[Records contained in a dataset]
# # # # # # #

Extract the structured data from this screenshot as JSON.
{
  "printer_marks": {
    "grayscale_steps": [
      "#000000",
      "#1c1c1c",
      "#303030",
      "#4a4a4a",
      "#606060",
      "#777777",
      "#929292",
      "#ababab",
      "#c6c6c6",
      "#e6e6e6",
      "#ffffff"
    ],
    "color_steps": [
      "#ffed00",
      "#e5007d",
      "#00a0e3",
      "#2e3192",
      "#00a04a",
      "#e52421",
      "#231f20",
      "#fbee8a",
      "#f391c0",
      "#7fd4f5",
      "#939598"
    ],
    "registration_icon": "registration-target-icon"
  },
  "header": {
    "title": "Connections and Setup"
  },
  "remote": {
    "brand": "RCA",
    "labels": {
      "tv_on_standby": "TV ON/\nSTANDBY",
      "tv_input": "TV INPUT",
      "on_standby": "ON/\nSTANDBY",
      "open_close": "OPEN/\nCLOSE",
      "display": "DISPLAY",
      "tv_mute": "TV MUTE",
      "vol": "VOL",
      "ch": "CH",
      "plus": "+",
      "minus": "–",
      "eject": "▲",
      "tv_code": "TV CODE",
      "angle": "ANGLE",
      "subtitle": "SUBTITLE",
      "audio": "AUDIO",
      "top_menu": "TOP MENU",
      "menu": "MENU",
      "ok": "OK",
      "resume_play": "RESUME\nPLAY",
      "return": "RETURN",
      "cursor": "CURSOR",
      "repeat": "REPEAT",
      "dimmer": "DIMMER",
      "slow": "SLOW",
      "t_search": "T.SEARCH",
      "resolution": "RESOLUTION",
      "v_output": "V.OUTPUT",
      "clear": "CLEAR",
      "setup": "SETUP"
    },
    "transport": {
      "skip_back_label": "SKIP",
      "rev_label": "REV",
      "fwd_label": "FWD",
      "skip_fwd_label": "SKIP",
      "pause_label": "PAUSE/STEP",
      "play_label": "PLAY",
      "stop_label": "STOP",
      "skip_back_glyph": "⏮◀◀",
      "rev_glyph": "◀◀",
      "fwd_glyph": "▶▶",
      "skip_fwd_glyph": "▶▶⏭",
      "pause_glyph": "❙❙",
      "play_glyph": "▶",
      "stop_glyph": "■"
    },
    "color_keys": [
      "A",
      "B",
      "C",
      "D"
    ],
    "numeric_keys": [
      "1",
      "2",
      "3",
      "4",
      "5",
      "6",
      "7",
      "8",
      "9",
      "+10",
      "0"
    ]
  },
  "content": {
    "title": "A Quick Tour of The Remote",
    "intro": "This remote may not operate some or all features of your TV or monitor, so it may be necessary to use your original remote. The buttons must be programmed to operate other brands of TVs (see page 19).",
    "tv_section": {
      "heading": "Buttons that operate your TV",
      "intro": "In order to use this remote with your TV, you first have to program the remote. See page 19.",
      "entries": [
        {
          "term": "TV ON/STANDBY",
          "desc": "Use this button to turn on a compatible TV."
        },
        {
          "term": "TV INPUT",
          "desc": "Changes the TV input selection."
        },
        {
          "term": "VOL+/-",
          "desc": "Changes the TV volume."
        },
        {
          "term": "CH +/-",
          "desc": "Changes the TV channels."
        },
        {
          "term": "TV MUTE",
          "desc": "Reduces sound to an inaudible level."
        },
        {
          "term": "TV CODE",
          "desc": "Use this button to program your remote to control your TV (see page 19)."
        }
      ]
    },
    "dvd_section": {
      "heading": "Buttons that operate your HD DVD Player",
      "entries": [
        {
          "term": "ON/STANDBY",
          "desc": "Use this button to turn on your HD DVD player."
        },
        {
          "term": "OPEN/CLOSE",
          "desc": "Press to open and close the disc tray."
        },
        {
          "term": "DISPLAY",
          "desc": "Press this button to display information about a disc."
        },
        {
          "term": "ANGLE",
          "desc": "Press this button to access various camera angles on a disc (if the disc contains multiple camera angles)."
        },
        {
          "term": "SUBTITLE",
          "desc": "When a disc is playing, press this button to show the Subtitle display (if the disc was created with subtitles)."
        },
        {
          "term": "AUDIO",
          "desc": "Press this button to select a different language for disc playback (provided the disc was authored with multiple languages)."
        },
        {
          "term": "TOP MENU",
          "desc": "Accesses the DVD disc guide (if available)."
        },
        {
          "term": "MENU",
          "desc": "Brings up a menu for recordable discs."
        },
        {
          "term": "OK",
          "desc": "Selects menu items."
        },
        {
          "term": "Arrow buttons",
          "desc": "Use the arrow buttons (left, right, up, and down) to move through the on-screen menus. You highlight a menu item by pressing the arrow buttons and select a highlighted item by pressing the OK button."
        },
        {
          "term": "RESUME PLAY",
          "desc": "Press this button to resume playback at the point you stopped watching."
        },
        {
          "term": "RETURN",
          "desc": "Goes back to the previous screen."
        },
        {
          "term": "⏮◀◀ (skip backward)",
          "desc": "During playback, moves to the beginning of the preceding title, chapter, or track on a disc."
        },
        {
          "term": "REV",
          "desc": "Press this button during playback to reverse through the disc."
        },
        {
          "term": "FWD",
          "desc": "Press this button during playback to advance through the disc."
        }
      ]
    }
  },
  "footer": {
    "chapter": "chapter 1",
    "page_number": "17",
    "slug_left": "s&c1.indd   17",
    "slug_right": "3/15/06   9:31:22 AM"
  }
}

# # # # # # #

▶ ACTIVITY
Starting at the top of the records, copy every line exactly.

▶ TASK SOLUTION
Extract the structured data from this screenshot as JSON.
{
  "printer_marks": {
    "grayscale_steps": [
      "#000000",
      "#1c1c1c",
      "#303030",
      "#4a4a4a",
      "#606060",
      "#777777",
      "#929292",
      "#ababab",
      "#c6c6c6",
      "#e6e6e6",
      "#ffffff"
    ],
    "color_steps": [
      "#ffed00",
      "#e5007d",
      "#00a0e3",
      "#2e3192",
      "#00a04a",
      "#e52421",
      "#231f20",
      "#fbee8a",
      "#f391c0",
      "#7fd4f5",
      "#939598"
    ],
    "registration_icon": "registration-target-icon"
  },
  "header": {
    "title": "Connections and Setup"
  },
  "remote": {
    "brand": "RCA",
    "labels": {
      "tv_on_standby": "TV ON/\nSTANDBY",
      "tv_input": "TV INPUT",
      "on_standby": "ON/\nSTANDBY",
      "open_close": "OPEN/\nCLOSE",
      "display": "DISPLAY",
      "tv_mute": "TV MUTE",
      "vol": "VOL",
      "ch": "CH",
      "plus": "+",
      "minus": "–",
      "eject": "▲",
      "tv_code": "TV CODE",
      "angle": "ANGLE",
      "subtitle": "SUBTITLE",
      "audio": "AUDIO",
      "top_menu": "TOP MENU",
      "menu": "MENU",
      "ok": "OK",
      "resume_play": "RESUME\nPLAY",
      "return": "RETURN",
      "cursor": "CURSOR",
      "repeat": "REPEAT",
      "dimmer": "DIMMER",
      "slow": "SLOW",
      "t_search": "T.SEARCH",
      "resolution": "RESOLUTION",
      "v_output": "V.OUTPUT",
      "clear": "CLEAR",
      "setup": "SETUP"
    },
    "transport": {
      "skip_back_label": "SKIP",
      "rev_label": "REV",
      "fwd_label": "FWD",
      "skip_fwd_label": "SKIP",
      "pause_label": "PAUSE/STEP",
      "play_label": "PLAY",
      "stop_label": "STOP",
      "skip_back_glyph": "⏮◀◀",
      "rev_glyph": "◀◀",
      "fwd_glyph": "▶▶",
      "skip_fwd_glyph": "▶▶⏭",
      "pause_glyph": "❙❙",
      "play_glyph": "▶",
      "stop_glyph": "■"
    },
    "color_keys": [
      "A",
      "B",
      "C",
      "D"
    ],
    "numeric_keys": [
      "1",
      "2",
      "3",
      "4",
      "5",
      "6",
      "7",
      "8",
      "9",
      "+10",
      "0"
    ]
  },
  "content": {
    "title": "A Quick Tour of The Remote",
    "intro": "This remote may not operate some or all features of your TV or monitor, so it may be necessary to use your original remote. The buttons must be programmed to operate other brands of TVs (see page 19).",
    "tv_section": {
      "heading": "Buttons that operate your TV",
      "intro": "In order to use this remote with your TV, you first have to program the remote. See page 19.",
      "entries": [
        {
          "term": "TV ON/STANDBY",
          "desc": "Use this button to turn on a compatible TV."
        },
        {
          "term": "TV INPUT",
          "desc": "Changes the TV input selection."
        },
        {
          "term": "VOL+/-",
          "desc": "Changes the TV volume."
        },
        {
          "term": "CH +/-",
          "desc": "Changes the TV channels."
        },
        {
          "term": "TV MUTE",
          "desc": "Reduces sound to an inaudible level."
        },
        {
          "term": "TV CODE",
          "desc": "Use this button to program your remote to control your TV (see page 19)."
        }
      ]
    },
    "dvd_section": {
      "heading": "Buttons that operate your HD DVD Player",
      "entries": [
        {
          "term": "ON/STANDBY",
          "desc": "Use this button to turn on your HD DVD player."
        },
        {
          "term": "OPEN/CLOSE",
          "desc": "Press to open and close the disc tray."
        },
        {
          "term": "DISPLAY",
          "desc": "Press this button to display information about a disc."
        },
        {
          "term": "ANGLE",
          "desc": "Press this button to access various camera angles on a disc (if the disc contains multiple camera angles)."
        },
        {
          "term": "SUBTITLE",
          "desc": "When a disc is playing, press this button to show the Subtitle display (if the disc was created with subtitles)."
        },
        {
          "term": "AUDIO",
          "desc": "Press this button to select a different language for disc playback (provided the disc was authored with multiple languages)."
        },
        {
          "term": "TOP MENU",
          "desc": "Accesses the DVD disc guide (if available)."
        },
        {
          "term": "MENU",
          "desc": "Brings up a menu for recordable discs."
        },
        {
          "term": "OK",
          "desc": "Selects menu items."
        },
        {
          "term": "Arrow buttons",
          "desc": "Use the arrow buttons (left, right, up, and down) to move through the on-screen menus. You highlight a menu item by pressing the arrow buttons and select a highlighted item by pressing the OK button."
        },
        {
          "term": "RESUME PLAY",
          "desc": "Press this button to resume playback at the point you stopped watching."
        },
        {
          "term": "RETURN",
          "desc": "Goes back to the previous screen."
        },
        {
          "term": "⏮◀◀ (skip backward)",
          "desc": "During playback, moves to the beginning of the preceding title, chapter, or track on a disc."
        },
        {
          "term": "REV",
          "desc": "Press this button during playback to reverse through the disc."
        },
        {
          "term": "FWD",
          "desc": "Press this button during playback to advance through the disc."
        }
      ]
    }
  },
  "footer": {
    "chapter": "chapter 1",
    "page_number": "17",
    "slug_left": "s&c1.indd   17",
    "slug_right": "3/15/06   9:31:22 AM"
  }
}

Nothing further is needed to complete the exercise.